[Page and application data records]
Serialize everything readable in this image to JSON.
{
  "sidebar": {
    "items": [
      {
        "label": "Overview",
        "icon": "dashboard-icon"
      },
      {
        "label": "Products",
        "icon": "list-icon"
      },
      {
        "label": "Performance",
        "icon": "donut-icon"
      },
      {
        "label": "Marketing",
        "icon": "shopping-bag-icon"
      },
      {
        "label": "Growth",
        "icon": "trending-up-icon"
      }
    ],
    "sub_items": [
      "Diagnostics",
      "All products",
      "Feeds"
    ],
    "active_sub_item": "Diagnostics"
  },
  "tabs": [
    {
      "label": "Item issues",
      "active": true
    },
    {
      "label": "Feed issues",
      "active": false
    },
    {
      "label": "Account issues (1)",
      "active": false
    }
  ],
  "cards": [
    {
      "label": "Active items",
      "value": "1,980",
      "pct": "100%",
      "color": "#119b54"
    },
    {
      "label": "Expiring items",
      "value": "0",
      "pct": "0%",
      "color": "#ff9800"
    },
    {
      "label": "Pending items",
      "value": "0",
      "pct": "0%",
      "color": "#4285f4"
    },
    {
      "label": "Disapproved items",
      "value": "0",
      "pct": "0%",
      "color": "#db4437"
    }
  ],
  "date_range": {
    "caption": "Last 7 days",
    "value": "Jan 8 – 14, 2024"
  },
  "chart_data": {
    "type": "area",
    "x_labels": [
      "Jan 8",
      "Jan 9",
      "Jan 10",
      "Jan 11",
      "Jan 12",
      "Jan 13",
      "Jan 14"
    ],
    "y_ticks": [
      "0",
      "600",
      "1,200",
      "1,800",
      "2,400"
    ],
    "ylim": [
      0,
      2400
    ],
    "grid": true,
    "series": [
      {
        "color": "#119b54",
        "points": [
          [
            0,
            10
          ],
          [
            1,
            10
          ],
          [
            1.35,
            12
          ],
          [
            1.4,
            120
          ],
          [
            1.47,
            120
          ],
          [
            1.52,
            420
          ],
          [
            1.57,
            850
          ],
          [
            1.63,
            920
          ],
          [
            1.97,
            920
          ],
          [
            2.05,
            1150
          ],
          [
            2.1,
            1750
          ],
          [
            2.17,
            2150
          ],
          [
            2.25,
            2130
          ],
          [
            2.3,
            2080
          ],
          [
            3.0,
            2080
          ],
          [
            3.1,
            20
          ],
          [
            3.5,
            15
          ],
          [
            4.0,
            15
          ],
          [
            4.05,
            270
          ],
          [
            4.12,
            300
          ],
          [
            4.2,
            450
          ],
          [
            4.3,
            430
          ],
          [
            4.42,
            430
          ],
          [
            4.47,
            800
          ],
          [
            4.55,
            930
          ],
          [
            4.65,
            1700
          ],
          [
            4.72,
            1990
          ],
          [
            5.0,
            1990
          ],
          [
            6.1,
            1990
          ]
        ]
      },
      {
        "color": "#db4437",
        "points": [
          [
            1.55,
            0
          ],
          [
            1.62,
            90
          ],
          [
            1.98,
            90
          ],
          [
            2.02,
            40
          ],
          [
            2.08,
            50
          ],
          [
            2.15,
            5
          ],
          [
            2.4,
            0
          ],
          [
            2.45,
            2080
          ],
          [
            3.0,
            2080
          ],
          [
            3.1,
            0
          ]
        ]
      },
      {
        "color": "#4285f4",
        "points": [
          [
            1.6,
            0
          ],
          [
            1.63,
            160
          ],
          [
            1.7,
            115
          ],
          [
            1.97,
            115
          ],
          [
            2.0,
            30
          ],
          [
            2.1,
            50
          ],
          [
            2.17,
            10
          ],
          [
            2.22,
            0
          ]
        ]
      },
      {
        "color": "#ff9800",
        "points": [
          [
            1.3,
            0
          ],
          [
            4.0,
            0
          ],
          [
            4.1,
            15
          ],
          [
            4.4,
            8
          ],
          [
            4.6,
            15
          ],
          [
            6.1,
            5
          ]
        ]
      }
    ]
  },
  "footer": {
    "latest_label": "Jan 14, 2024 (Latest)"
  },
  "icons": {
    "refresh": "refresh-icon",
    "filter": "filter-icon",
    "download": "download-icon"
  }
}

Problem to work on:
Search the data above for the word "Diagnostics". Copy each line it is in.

Worked solution:
      "Diagnostics",
    "active_sub_item": "Diagnostics"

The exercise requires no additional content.